I mean, the problem is simple: you are creatively, mentally, or physically drained (or a combination of the three) so you’re unable to write. The answer: you need to fill your creative well by stepping away and reading or absorbing some other art; take a break and breathe and/or meditate; or go for a walk, stretch, exercise, sleep, eat something, and/or drink some water (or a combination of all of it). It’s usually a combination of all of it. Sometimes, as someone who deals with mental health problems, it was my depression and/or anxiety getting in the way. That’s a whole other issue, but working through those hurdles is just as important.

The point is, your writer’s block is a symptom of a different problem.

How do I know this? Because I’ve been writing for almost eleven years and I have not once felt like I had “writer’s block” as it’s often described. I, of course, go through spurts where I don’t have any ideas or I can’t seem to put pen to paper (or fingers to keyboard) or I just don’t want to write because it’s become something that no longer makes me happy. So, instead of staring at the empty computer screen or notebook page, I do as I mentioned above. I’m usually creatively drained and need to fill my creative well. I read, watch a film, go to an art gallery. Or I’ve been at the computer too long and I need to go for a walk. Sometimes that fills the well, too! I just go outside, walk through the woods a bit. Something will come. Something always comes.

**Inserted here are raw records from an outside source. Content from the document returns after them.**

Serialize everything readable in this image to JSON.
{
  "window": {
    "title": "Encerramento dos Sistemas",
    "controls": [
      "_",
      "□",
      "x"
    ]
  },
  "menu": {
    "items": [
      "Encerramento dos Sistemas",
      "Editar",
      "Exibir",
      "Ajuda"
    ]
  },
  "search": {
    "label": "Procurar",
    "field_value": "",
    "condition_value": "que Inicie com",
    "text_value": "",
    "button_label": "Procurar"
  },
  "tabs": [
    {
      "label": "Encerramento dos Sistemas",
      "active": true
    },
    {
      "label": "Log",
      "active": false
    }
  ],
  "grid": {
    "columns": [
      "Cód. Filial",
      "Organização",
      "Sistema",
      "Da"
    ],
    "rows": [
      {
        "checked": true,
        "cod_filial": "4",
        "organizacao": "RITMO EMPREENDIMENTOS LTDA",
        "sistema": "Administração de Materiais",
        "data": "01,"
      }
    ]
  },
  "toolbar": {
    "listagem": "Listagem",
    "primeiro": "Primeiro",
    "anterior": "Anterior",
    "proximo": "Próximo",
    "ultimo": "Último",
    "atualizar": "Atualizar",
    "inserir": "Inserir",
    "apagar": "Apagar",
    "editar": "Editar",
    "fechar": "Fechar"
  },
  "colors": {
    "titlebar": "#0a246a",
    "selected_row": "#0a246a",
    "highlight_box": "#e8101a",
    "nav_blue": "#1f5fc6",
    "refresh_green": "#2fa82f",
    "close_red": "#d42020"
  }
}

BONUS: Sometimes none of the above works. Sometimes. And I can tell you exactly what that is — or, at least, what it’s been for me. Because none of those things worked, I knew that it was the story. It wasn’t ready to be written. It needed to simmer in my brain more. I needed to put it away and work on something else.

But even still — the block wasn’t the problem. It was the symptom and I needed to work it out.

TO RECAP, “Writer’s Block” is a symptom of something else. It’s not the cause itself. And, most of the time, you can work through it. You can fix the problem by troubleshooting. Water? Rest? Creative dry spell? Take care of it. Move on.

Now, go forth and write and write and write. But don’t forget those breaks. And don’t forget to refill your creative well by reading and watching and listening. Then write some more.